If Cape Town and other cities win the right to purchase their own electricity, rural areas in the country could benefit as well because private companies will have financial incentives to produce more renewable power. More electricity production should help everyone.

Cape Town’s ongoing battle over clean energy is symbolic of political tensions between national and city governments that green tech is only accelerating.

By and large, city governance models are more agile than their national counterparts. For example, cities have been at the forefront of implementing the Paris climate agreement. Their ability to influence national and international politics will grow as more people continue to move there. Yet as South Africa demonstrates, national governments aren’t going down without a fight.

The issue of who controls the power supply is a critical space to watch in this regard. In Mexico, President Andres Manuel Lopez Obrador pushed a bill that grants the state power company priority in dispatching power. The changes he’s requested, which passed into law on March 3rd, will target private power suppliers that focus on renewable energy. 

While the battle over energy sovereignty will almost certainly spread to more cities, not all areas will follow Cape Town’s approach. The Western Cape province, where the city is located, is blessed with ample wind and a relatively high number of sunny days.

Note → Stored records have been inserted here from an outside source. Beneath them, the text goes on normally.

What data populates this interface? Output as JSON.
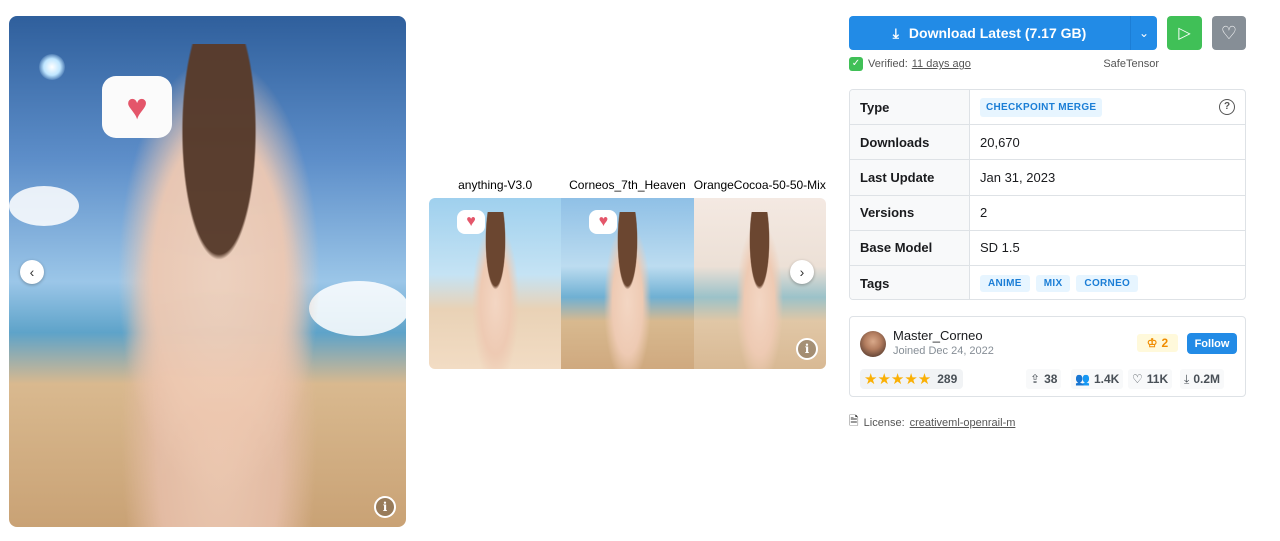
{
  "gallery": {
    "main": {
      "prev_glyph": "‹",
      "info_glyph": "i",
      "bubble_glyph": "♥"
    },
    "compare": {
      "labels": [
        "anything-V3.0",
        "Corneos_7th_Heaven",
        "OrangeCocoa-50-50-Mix"
      ],
      "next_glyph": "›",
      "info_glyph": "i"
    }
  },
  "download": {
    "label": "Download Latest (7.17 GB)",
    "download_icon": "⤓",
    "caret_icon": "⌄",
    "play_icon": "▷",
    "like_icon": "♡"
  },
  "verified": {
    "label": "Verified:",
    "age": "11 days ago",
    "format": "SafeTensor",
    "shield_icon": "✓"
  },
  "details": {
    "type_label": "Type",
    "type_value": "CHECKPOINT MERGE",
    "help_icon": "?",
    "downloads_label": "Downloads",
    "downloads_value": "20,670",
    "last_update_label": "Last Update",
    "last_update_value": "Jan 31, 2023",
    "versions_label": "Versions",
    "versions_value": "2",
    "base_model_label": "Base Model",
    "base_model_value": "SD 1.5",
    "tags_label": "Tags",
    "tags": [
      "ANIME",
      "MIX",
      "CORNEO"
    ]
  },
  "creator": {
    "name": "Master_Corneo",
    "joined": "Joined Dec 24, 2022",
    "crown_icon": "♔",
    "rank": "2",
    "follow_label": "Follow",
    "stars_glyph": "★★★★★",
    "rating_count": "289",
    "uploads_icon": "⇪",
    "uploads": "38",
    "followers_icon": "👥",
    "followers": "1.4K",
    "likes_icon": "♡",
    "likes": "11K",
    "downloads_icon": "⤓",
    "downloads": "0.2M"
  },
  "license": {
    "label": "License:",
    "value": "creativeml-openrail-m",
    "doc_icon": "🗎"
  },
  "colors": {
    "primary": "#228be6",
    "success": "#40c057",
    "neutral": "#868e96",
    "badge_bg": "#e7f5ff",
    "badge_text": "#1c7ed6",
    "star": "#fab005"
  }
}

Renewable energy works well in this part of the world. Other cities may not be able to purchase their own renewable power so easily.

But clearly, the combination of an urbanizing population and the widespread availability of renewable power is challenging the way the modern nation-state controls energy policy. We can expect national-municipal splits like the one driving Cape Town’s energy crisis to become the norm, not the exception. 

This is an amended and updated version of a piece I wrote earlier this year for MIT Technology Review. See you next week with another dispatch.